corrosion.jpgCorrosion is an extremely costly and dangerous problem. If not prevented it can lead to the collapse of buildings and bridges. Medically it could be fatal, as blood poisoning could occur from corroded metallic implants. In automotive applications corrosion is aggressive due to high pollution levels and exposure to de-icing salts. The Society of Automotive Engineers (S.A.E) estimates the corrosion rate to be in a similar range to marine environments (8.5 µm/year). In braking, several components are manufactured from cast iron. The benefits of using cast iron range from its high resistance to distortion, its durability when subjected to different type of forces and produces great friction coefficients. However, the disadvantage is that cast iron is highly anodic (corrosive). Which is quite ironic as most consumers tend to blame the quality of metal for corrosion not realising that the high content of iron in brake discs is essential for safe and efficient braking. 

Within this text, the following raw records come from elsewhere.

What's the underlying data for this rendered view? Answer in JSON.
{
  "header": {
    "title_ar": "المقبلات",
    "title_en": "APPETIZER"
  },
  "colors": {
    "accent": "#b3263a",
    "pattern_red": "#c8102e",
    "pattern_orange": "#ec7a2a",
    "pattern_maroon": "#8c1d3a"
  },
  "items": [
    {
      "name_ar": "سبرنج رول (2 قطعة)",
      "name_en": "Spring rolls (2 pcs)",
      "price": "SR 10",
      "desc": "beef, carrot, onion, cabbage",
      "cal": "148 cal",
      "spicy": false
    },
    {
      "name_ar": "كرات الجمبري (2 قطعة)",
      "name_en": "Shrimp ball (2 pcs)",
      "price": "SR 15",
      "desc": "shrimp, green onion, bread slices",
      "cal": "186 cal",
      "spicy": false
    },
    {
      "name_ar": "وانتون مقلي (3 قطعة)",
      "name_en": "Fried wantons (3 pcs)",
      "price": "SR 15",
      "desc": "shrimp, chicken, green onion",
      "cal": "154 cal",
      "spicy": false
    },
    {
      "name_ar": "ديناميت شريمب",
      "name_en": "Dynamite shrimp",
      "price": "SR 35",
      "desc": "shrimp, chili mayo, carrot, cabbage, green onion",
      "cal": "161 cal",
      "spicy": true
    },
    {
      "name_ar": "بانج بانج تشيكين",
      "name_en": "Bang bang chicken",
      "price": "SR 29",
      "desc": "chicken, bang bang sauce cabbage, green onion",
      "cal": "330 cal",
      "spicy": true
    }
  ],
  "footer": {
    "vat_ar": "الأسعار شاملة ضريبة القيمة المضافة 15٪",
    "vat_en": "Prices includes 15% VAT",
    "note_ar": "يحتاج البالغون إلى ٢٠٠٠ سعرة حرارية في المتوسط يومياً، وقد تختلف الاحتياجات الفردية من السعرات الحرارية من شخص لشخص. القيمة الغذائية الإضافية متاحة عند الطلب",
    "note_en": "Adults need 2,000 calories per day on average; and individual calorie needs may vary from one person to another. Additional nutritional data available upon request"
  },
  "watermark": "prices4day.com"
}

disc-box.jpgIn areas of high humidity, brake discs will corrode at a faster rate than in arid areas. This issue is easily resolved by applying the brakes when driving which will clear the surface corrosion. Apec Braking go one step further to protect the brake disc against corrosion by matching the OE design of coating disc edges and the hub with a black coating for effective protection and long-lasting smart appearance. There is no coating on the friction surface to contaminate the pads and reduce their efficiency. However, corrosion does become an issue when the brake discs are left stationary for a long period of time in an area that has more than 80% of relative humidity. Corrosion on the surface of the brake disc can lead to an increase in NVH (noise, vibration and harshness) and reduce braking efficiency. In more extreme cases this can lead to corrosion adhesion between the brake disc and pad that can cause severe damage.

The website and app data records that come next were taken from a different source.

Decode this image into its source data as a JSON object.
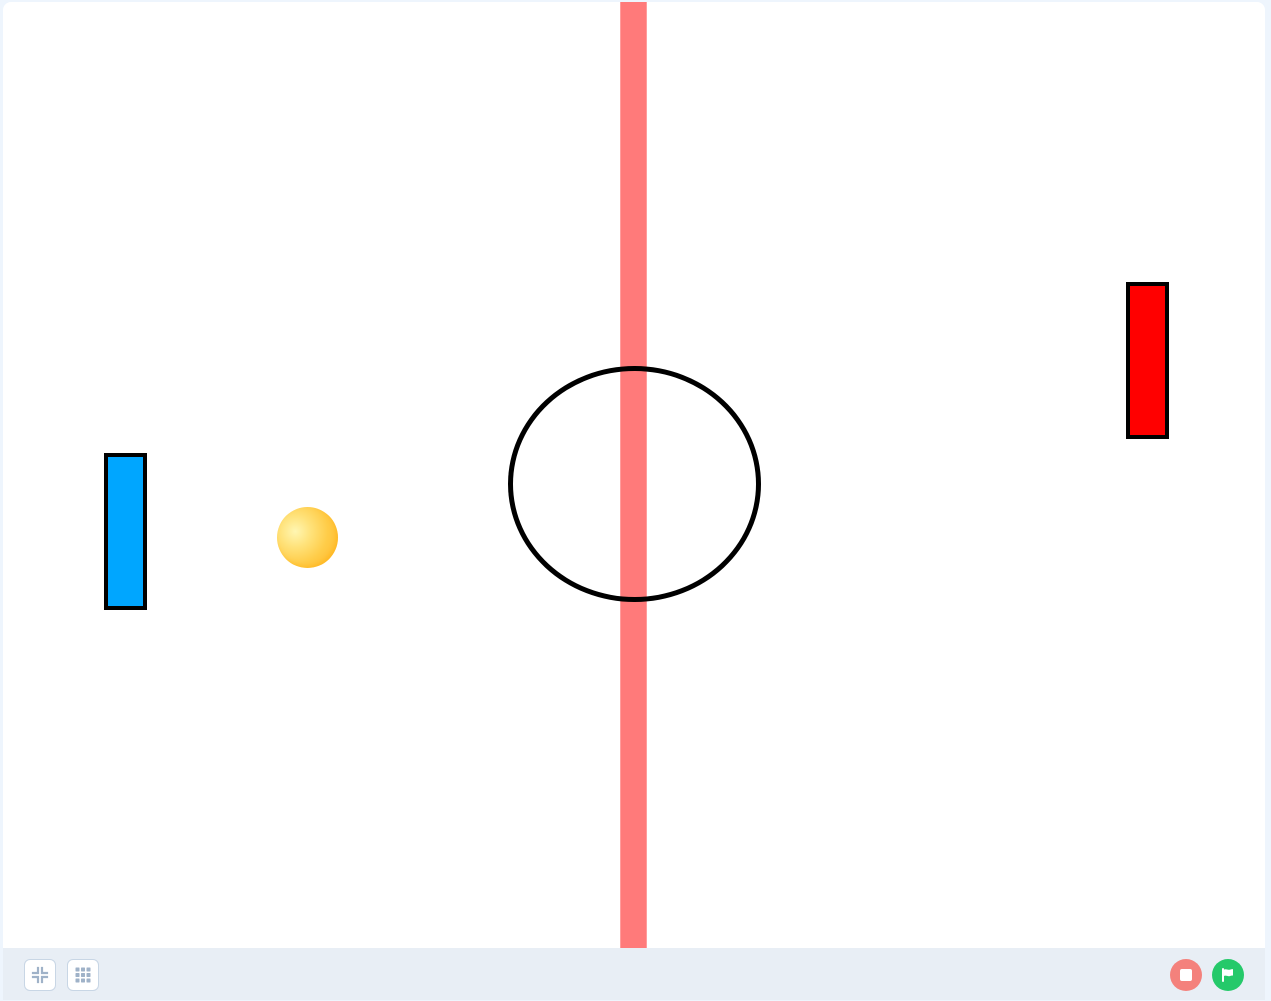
{
  "stage": {
    "background": "#ffffff"
  },
  "center_line": {
    "color": "#ff7a7a"
  },
  "center_circle": {
    "stroke": "#000000"
  },
  "paddles": {
    "left": {
      "color": "#00a6ff"
    },
    "right": {
      "color": "#ff0000"
    }
  },
  "ball": {
    "color": "#ffcc48"
  },
  "controls": {
    "shrink_icon": "shrink-icon",
    "grid_icon": "grid-icon",
    "stop_icon": "stop-icon",
    "go_icon": "green-flag-icon",
    "stop_color": "#f4817c",
    "go_color": "#25c96a"
  }
}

Pad-lift.jpgBrake pads are also not exempt from corrosion. Corroded backing plates can cause delamination of the friction material that could lead to an increase in NVH, the complete detachment of the friction material from the backing plate, loss of braking efficiency and stability. To protect brake pads against corrosion, Apec Braking coats the backing plate with an anti-corrosion layer. If removed this could make the backing plate more susceptible to corrosion. 

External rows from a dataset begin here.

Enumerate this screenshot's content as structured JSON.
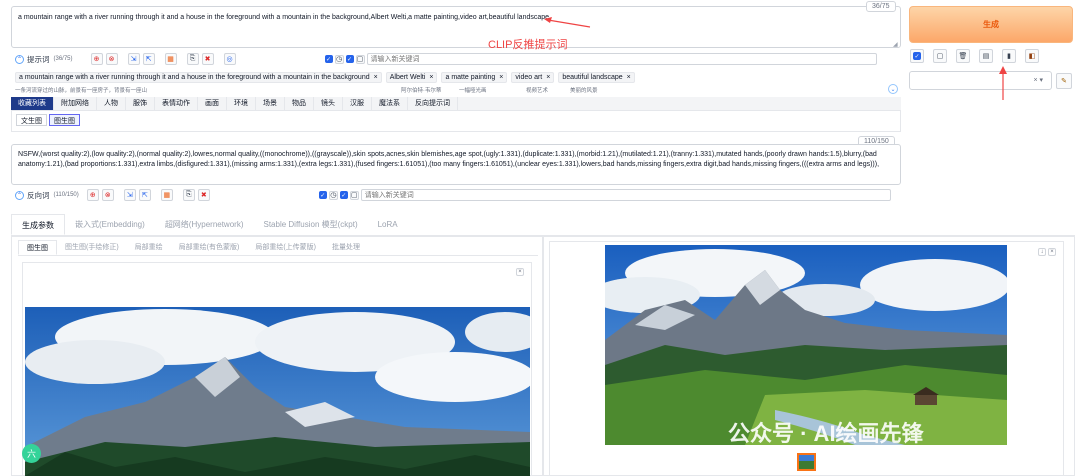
{
  "prompt": {
    "text": "a mountain range with a river running through it and a house in the foreground with a mountain in the background,Albert Welti,a matte painting,video art,beautiful landscape,",
    "counter": "36/75"
  },
  "generate_label": "生成",
  "annotation": {
    "text": "CLIP反推提示词",
    "color": "#ef4444"
  },
  "prompt_bar": {
    "label": "提示词",
    "count": "(36/75)",
    "keyword_placeholder": "请输入新关键词"
  },
  "tags": [
    {
      "text": "a mountain range with a river running through it and a house in the foreground with a mountain in the background",
      "sub": "一条河流穿过的山脉，前景有一座房子，背景有一座山"
    },
    {
      "text": "Albert Welti",
      "sub": "阿尔伯特·韦尔蒂"
    },
    {
      "text": "a matte painting",
      "sub": "一幅哑光画"
    },
    {
      "text": "video art",
      "sub": "视频艺术"
    },
    {
      "text": "beautiful landscape",
      "sub": "美丽的风景"
    }
  ],
  "category_tabs": [
    "收藏列表",
    "附加网络",
    "人物",
    "服饰",
    "表情动作",
    "画面",
    "环境",
    "场景",
    "物品",
    "镜头",
    "汉服",
    "魔法系",
    "反向提示词"
  ],
  "sub_tabs": [
    "文生图",
    "图生图"
  ],
  "negative": {
    "text": "NSFW,(worst quality:2),(low quality:2),(normal quality:2),lowres,normal quality,((monochrome)),((grayscale)),skin spots,acnes,skin blemishes,age spot,(ugly:1.331),(duplicate:1.331),(morbid:1.21),(mutilated:1.21),(tranny:1.331),mutated hands,(poorly drawn hands:1.5),blurry,(bad anatomy:1.21),(bad proportions:1.331),extra limbs,(disfigured:1.331),(missing arms:1.331),(extra legs:1.331),(fused fingers:1.61051),(too many fingers:1.61051),(unclear eyes:1.331),lowers,bad hands,missing fingers,extra digit,bad hands,missing fingers,(((extra arms and legs))),",
    "counter": "110/150",
    "label": "反向词",
    "count": "(110/150)",
    "keyword_placeholder": "请输入新关键词"
  },
  "main_tabs": [
    "生成参数",
    "嵌入式(Embedding)",
    "超网络(Hypernetwork)",
    "Stable Diffusion 模型(ckpt)",
    "LoRA"
  ],
  "img_tabs": [
    "图生图",
    "图生图(手绘修正)",
    "局部重绘",
    "局部重绘(有色蒙版)",
    "局部重绘(上传蒙版)",
    "批量处理"
  ],
  "watermark": "公众号 · AI绘画先锋",
  "badge": "六",
  "icons": {
    "close": "×",
    "check": "✓",
    "pencil": "✎",
    "arrow": "▾"
  }
}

rust.jpgComponents surrounding the discs and pads are also susceptible to corrosion. To ensure the optimum performance, the components must be treated to combat the effects of corrosion. Free movement is essential for the brakes to be effective, therefore contact points that are susceptible to corrosion must be lubricated with the correct lubricant to facilitate free movement and protect the area. The lubricant used must be able to withstand high temperatures and must be completely metal free to avoid galvanic corrosion that will restrict movement. Apec Braking provide a petroleum-based lubricant that effectively protects surfaces as well as being fully compatible with ABS and ESP braking systems.


lubrication.jpgCorrosion is further accelerated by certain methods and detergents used to clean the surrounding brake areas. Pressure washing can iDTI-DTV.pngntroduce moisture and acidic detergents to tight crevices between the brake disc and hub and can cause corrosion to build up and cause misalignment of the disc that will lead to an increase in NVH. 



Although we are unable to change the habits of a consumer there are steps that can be taken to minimise the formation of corrosion. At the point of installation, cleaning the hub surface and protecting with a suitable lubricant will prevent corrosion build up.

Caliper slider boots can become detached from the force of pressure washers, leading to the introduction of moisture in the cavity – in turn leading to corrosion build up inhibiting movement. It is imperative that they are removed, inspected, cleaned or replaced and lubricated with a hydrophobic lubricant, compatible with the rubber boots, that will repel moisture. 

There are many other issues that can arise from corrosion that can affect braking, so if you ever have any questions please feel free to contact our technical team on 01174 288100.

Apec Braking is proud to provide you with technical information to support the quality of its products and to uphold its “Full Spec. Full Stop.” promise to customers.